- The Business drives prioritization.
- Work in Progress Limits drive focus and creates a cadence.
- The Sprint increases efficiency.
- The Feedback Loop drives progress and creates mutual accountability.
11. Debby Carreau, on looking at people's issues from a business perspective
"I always loved the people side of business, which steered m towards Human Resources... And what I knew from working in restaurants and from running a business is that people's issues were so important to look at from a business perspective."
Debby Carreau just loved being around people and their energy - which drew her love towards the hospitality business. She started her career as a restaurant owner, passionate for business, but it was eventually the people-perspective of business operations that drew her passions.
"And that's what gave me the idea to start Inspired HR and we were very lucky. We started at a time where HR outsourcing was very new but very quickly our clients realized the value until we grew really quickly, almost by accident. And now it’s almost 14 years ago."
12. Enrique Rubio, on his love for working with people and for people
"I think one of the greatest things about having a diverse background like myself is that there will always come the time when you have the ability to combine all that you have learned... And I think that's why being in HR is a passion of mine, but I always love the fact that I had a different background and I can always bring that background into play when necessary, which is basically every day."
Very often in technology, one ends up just working in tech - and sometimes you miss working with humans. But Enrique Rubio just wanted to be in an area where whatever he was producing was for the benefit of the people and he was able to work directly with them.
He's especially thankful to his diverse background which gives him the ability to draw from the things he has learned in the past and apply them to whatever challenge lies in the present.
And that is what drives his passion for working with people and for people.
13. On the effective methods of talent sourcing, with Denys Dinkevych
"[Talent] sourcing is not only about searching but also about providing really extensive engagement which can vary based on the type of role we are talking about."
According to Denys Dinkevych, recruitment, nowadays, is related to marketing and selling jobs, which is why the demand for talent is super high. The main reason he chose this vocation was the great interest it instilled in him.
His advice to HR?
"I really like the internet and the value it provides to us. It helps me collaborate with the recruitment function because it makes collaboration really efficient."
14. Suzanne Lucas, on talent management and hiring
"When we focus so much on acquiring talent and not on skill-building, we end up with someone that's mediocre."
When you're just focused on talent acquisition, you start thinking that you need to have someone that perfect for the role. "it prevents you from actually hiring people that are really good at the job or that people could be really good at it."
Suzanne Lucas' advice for HR?
"HR needs to focus on the training and development aspect of talent."
15. The job search strategy with Career Sherpa, Hannah Morgan
"...what I found as I was working with job seekers over the course of my career, is that a lot of people just didn't understand the process of what they would need to do. And so what I like to do is help them understand what is the process that they'll need to go through.

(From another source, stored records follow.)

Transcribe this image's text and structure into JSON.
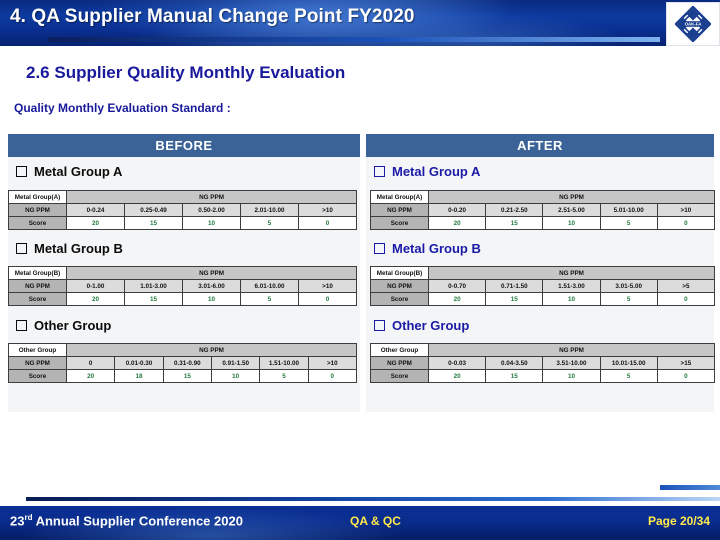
{
  "header": {
    "title": "4. QA Supplier Manual Change Point FY2020",
    "logo_text": "OAK-FA"
  },
  "slide": {
    "title": "2.6 Supplier Quality Monthly Evaluation",
    "subtitle": "Quality Monthly Evaluation Standard :"
  },
  "columns": {
    "before_label": "BEFORE",
    "after_label": "AFTER"
  },
  "groups": {
    "metal_a": "Metal Group A",
    "metal_b": "Metal Group B",
    "other": "Other Group"
  },
  "labels": {
    "ng_ppm": "NG PPM",
    "score": "Score",
    "metal_a_corner": "Metal Group(A)",
    "metal_b_corner": "Metal Group(B)",
    "other_corner": "Other Group"
  },
  "tables": {
    "before_metal_a": {
      "corner": "Metal Group(A)",
      "group_header": "NG PPM",
      "row_labels": [
        "NG PPM",
        "Score"
      ],
      "ranges": [
        "0-0.24",
        "0.25-0.49",
        "0.50-2.00",
        "2.01-10.00",
        ">10"
      ],
      "scores": [
        "20",
        "15",
        "10",
        "5",
        "0"
      ]
    },
    "after_metal_a": {
      "corner": "Metal Group(A)",
      "group_header": "NG PPM",
      "row_labels": [
        "NG PPM",
        "Score"
      ],
      "ranges": [
        "0-0.20",
        "0.21-2.50",
        "2.51-5.00",
        "5.01-10.00",
        ">10"
      ],
      "scores": [
        "20",
        "15",
        "10",
        "5",
        "0"
      ]
    },
    "before_metal_b": {
      "corner": "Metal Group(B)",
      "group_header": "NG PPM",
      "row_labels": [
        "NG PPM",
        "Score"
      ],
      "ranges": [
        "0-1.00",
        "1.01-3.00",
        "3.01-6.00",
        "6.01-10.00",
        ">10"
      ],
      "scores": [
        "20",
        "15",
        "10",
        "5",
        "0"
      ]
    },
    "after_metal_b": {
      "corner": "Metal Group(B)",
      "group_header": "NG PPM",
      "row_labels": [
        "NG PPM",
        "Score"
      ],
      "ranges": [
        "0-0.70",
        "0.71-1.50",
        "1.51-3.00",
        "3.01-5.00",
        ">5"
      ],
      "scores": [
        "20",
        "15",
        "10",
        "5",
        "0"
      ]
    },
    "before_other": {
      "corner": "Other Group",
      "group_header": "NG PPM",
      "row_labels": [
        "NG PPM",
        "Score"
      ],
      "ranges": [
        "0",
        "0.01-0.30",
        "0.31-0.90",
        "0.91-1.50",
        "1.51-10.00",
        ">10"
      ],
      "scores": [
        "20",
        "18",
        "15",
        "10",
        "5",
        "0"
      ]
    },
    "after_other": {
      "corner": "Other Group",
      "group_header": "NG PPM",
      "row_labels": [
        "NG PPM",
        "Score"
      ],
      "ranges": [
        "0-0.03",
        "0.04-3.50",
        "3.51-10.00",
        "10.01-15.00",
        ">15"
      ],
      "scores": [
        "20",
        "15",
        "10",
        "5",
        "0"
      ]
    }
  },
  "footer": {
    "left_prefix": "23",
    "left_sup": "rd",
    "left_rest": " Annual Supplier Conference 2020",
    "center": "QA & QC",
    "right": "Page 20/34"
  },
  "colors": {
    "header_blue": "#0d3aa0",
    "band_blue": "#3c6398",
    "title_navy": "#19199c",
    "score_green": "#1f7a3d",
    "footer_yellow": "#ffe94d"
  }
}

And how do we customize it for their unique situation so that they can implement it."
You're probably familiar with the term 'job coach'; Hannah Morgan is nothing of that sort. She doesn't perform the individual hand-holding, but what she does do is develop a job search strategy for job seekers and send them on their way. Instead of a hands-on coach, Hannah prefers to guide and give advice whenever people seek her expertise.
"The whole idea is developing a strategy to better navigate your job search, so that you can be more in control and feel like you're empowered to make whatever changes you want to make."